_Dataset extract_
********

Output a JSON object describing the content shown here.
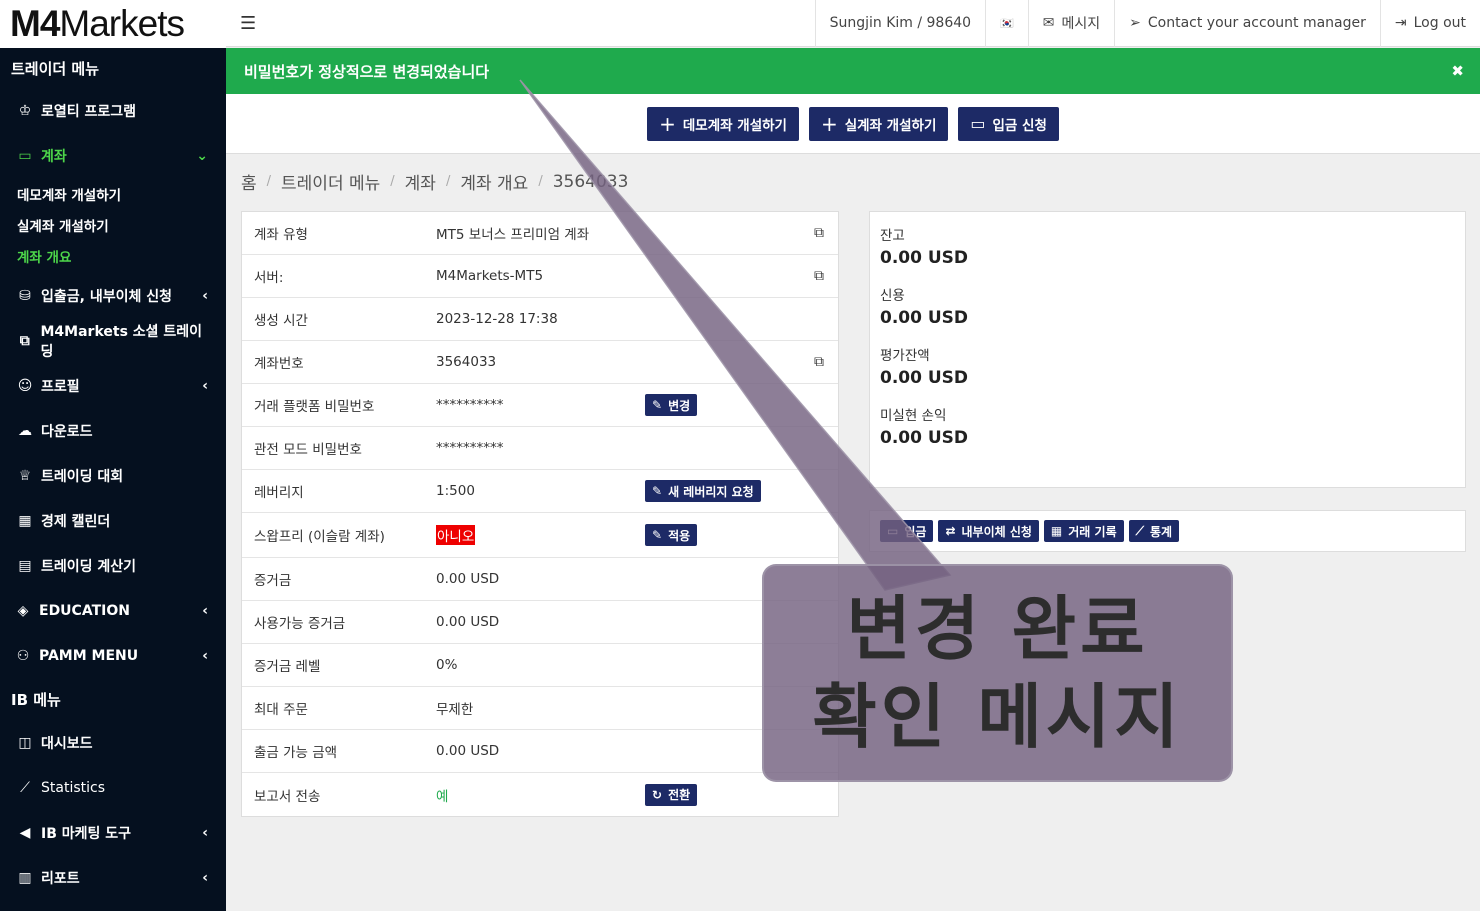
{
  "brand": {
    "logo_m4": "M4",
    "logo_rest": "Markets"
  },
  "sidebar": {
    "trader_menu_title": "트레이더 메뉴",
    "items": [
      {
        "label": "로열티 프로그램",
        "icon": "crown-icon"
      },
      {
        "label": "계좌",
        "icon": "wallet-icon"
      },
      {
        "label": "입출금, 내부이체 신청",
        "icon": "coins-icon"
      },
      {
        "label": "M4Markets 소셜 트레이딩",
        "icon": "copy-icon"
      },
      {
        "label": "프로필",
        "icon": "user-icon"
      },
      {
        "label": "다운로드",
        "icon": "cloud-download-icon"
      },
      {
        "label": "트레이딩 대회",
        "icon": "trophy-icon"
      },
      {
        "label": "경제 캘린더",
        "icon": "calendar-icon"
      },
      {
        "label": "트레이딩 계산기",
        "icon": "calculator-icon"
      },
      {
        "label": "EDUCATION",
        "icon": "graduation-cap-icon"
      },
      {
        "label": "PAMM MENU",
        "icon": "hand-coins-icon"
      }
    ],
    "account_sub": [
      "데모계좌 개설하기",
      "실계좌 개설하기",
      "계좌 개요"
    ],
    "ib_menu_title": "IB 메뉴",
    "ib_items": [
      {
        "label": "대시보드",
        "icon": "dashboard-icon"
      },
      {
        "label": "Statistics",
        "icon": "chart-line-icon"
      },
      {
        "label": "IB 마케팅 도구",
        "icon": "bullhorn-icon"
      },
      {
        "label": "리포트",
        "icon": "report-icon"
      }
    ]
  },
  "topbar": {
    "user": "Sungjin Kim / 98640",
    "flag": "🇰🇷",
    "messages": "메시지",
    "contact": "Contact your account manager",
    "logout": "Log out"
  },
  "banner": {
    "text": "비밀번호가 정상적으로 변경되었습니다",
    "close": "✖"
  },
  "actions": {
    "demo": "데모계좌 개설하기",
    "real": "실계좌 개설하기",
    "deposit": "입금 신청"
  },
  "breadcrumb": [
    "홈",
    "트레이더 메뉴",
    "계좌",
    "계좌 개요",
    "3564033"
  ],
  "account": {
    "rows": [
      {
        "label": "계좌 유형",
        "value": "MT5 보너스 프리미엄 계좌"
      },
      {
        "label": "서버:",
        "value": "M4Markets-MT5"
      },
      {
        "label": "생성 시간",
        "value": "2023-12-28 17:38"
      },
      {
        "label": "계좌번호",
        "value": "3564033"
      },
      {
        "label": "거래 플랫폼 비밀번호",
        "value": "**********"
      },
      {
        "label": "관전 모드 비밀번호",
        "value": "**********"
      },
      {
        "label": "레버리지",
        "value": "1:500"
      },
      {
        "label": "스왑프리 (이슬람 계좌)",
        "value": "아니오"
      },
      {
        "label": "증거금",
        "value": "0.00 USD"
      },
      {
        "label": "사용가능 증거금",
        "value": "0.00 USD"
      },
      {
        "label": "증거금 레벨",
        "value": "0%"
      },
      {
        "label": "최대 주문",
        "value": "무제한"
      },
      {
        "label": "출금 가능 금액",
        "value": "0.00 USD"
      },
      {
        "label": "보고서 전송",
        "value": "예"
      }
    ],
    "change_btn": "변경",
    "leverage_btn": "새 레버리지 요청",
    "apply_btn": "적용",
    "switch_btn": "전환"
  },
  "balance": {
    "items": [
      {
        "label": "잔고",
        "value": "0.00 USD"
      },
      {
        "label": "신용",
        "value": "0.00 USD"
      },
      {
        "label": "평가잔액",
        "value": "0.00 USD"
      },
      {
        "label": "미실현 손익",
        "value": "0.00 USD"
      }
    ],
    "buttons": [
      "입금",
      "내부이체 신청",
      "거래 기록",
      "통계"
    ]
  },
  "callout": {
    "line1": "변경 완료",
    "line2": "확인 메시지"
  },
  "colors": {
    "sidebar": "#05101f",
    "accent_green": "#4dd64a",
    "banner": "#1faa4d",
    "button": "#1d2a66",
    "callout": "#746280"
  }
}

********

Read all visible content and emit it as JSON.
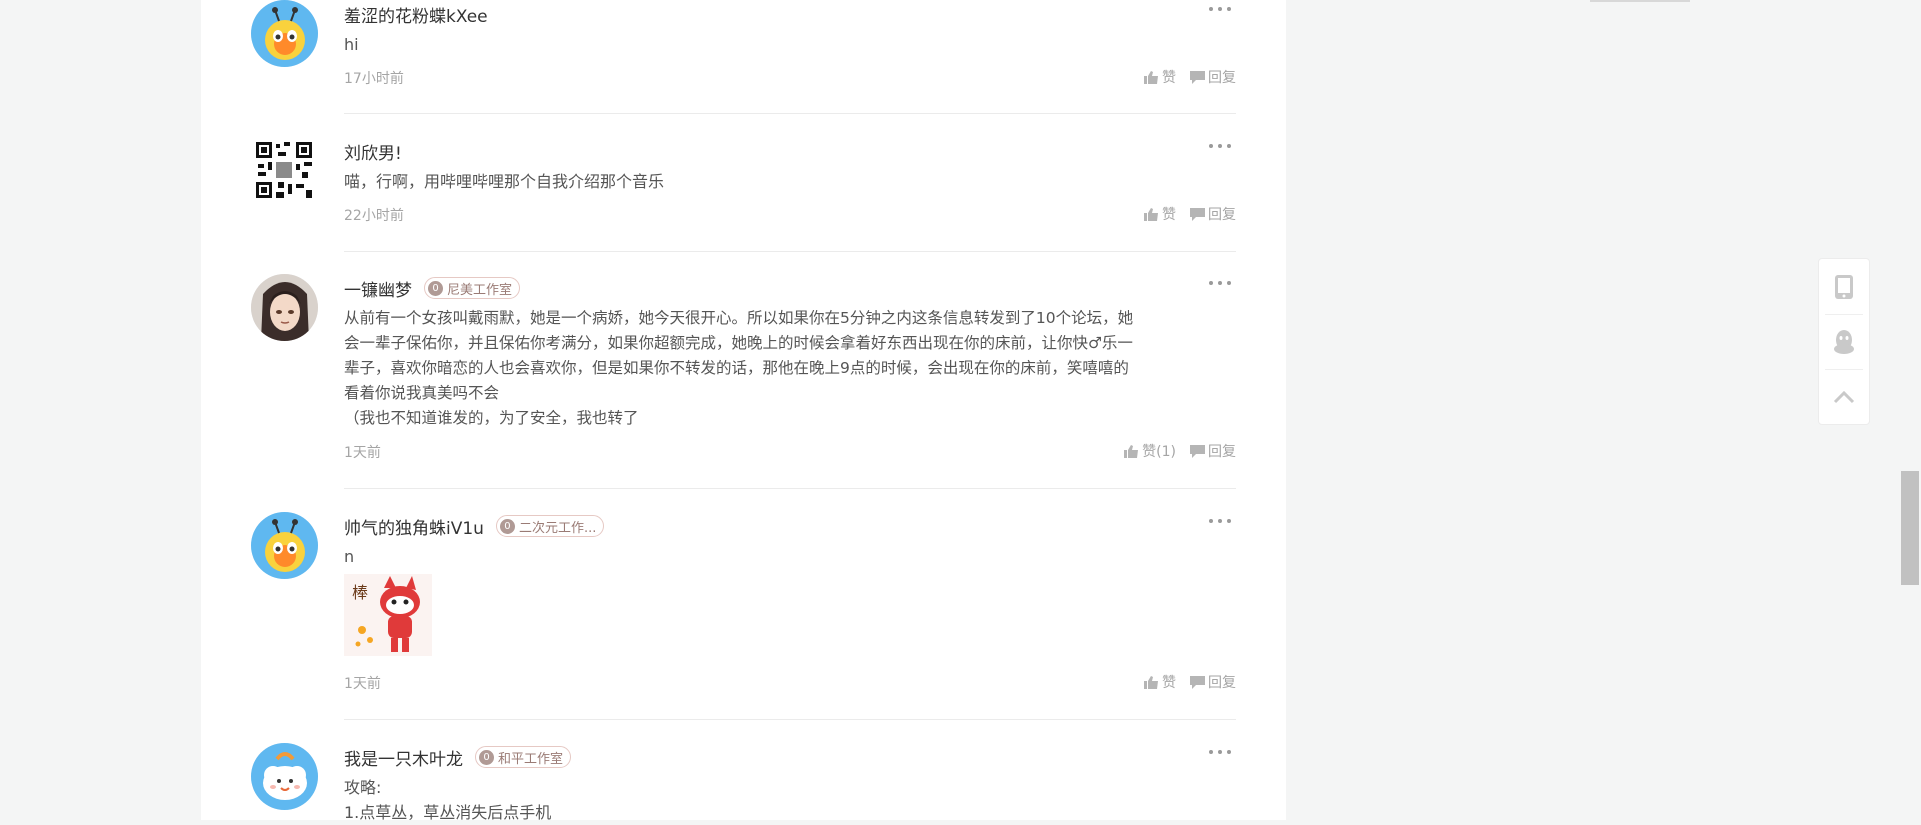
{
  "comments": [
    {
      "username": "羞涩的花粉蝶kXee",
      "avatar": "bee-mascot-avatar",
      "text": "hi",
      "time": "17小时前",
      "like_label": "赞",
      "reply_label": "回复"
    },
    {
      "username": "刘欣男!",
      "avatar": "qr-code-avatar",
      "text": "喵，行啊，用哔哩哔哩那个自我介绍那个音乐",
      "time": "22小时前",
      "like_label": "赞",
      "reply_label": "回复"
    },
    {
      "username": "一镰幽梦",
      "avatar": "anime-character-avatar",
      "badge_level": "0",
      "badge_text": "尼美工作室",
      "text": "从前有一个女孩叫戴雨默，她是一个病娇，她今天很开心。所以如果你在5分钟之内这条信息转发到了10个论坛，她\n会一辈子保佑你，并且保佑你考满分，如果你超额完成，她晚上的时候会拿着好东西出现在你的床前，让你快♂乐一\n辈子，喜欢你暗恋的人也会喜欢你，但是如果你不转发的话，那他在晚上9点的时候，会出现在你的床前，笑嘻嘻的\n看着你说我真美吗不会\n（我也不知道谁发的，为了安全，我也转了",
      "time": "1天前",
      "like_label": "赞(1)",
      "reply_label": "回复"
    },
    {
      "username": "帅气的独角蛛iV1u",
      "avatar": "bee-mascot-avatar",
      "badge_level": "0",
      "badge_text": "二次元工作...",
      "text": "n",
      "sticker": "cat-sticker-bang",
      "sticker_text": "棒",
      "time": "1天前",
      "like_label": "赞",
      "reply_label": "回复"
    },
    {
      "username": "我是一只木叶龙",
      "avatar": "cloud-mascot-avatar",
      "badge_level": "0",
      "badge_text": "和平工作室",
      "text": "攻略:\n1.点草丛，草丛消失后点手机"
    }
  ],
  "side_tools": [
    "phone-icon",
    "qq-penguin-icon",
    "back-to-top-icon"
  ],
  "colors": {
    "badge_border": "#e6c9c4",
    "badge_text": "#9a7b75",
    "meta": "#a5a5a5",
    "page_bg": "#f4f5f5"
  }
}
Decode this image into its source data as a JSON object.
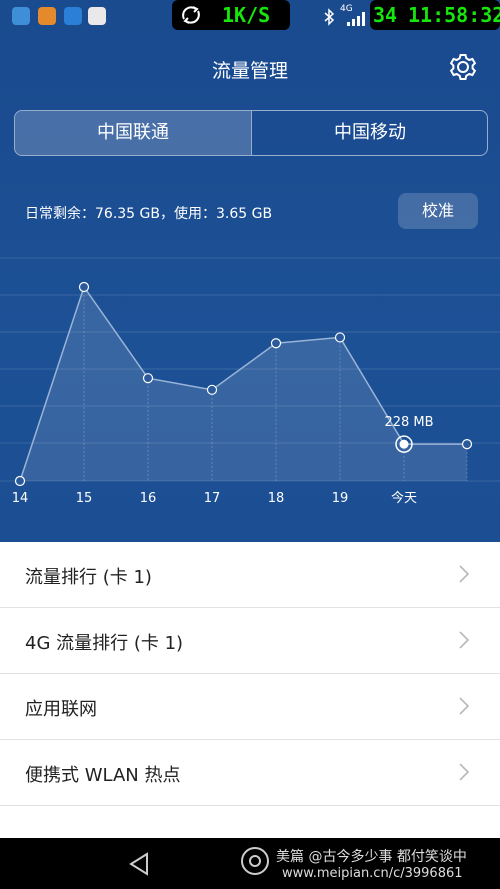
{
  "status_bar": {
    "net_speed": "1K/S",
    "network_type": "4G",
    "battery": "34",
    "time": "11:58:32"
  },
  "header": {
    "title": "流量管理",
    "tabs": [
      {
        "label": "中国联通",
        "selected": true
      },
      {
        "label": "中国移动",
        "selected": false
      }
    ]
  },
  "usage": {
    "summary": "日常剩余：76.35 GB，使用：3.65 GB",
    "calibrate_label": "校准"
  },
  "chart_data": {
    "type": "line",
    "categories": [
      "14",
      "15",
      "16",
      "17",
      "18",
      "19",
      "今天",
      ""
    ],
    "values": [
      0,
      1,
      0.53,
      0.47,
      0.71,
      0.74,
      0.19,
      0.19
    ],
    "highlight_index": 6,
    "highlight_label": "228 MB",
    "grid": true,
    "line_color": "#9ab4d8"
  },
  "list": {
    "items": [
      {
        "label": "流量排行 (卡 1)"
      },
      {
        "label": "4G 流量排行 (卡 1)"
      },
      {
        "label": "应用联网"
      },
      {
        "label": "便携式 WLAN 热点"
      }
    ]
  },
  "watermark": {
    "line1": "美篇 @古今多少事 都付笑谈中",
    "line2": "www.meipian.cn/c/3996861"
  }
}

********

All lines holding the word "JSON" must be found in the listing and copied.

_Task solution_
Output a JSON object describing the content shown here.
Read all visible content and emit it as JSON.
Decode this image into its source data as a JSON object.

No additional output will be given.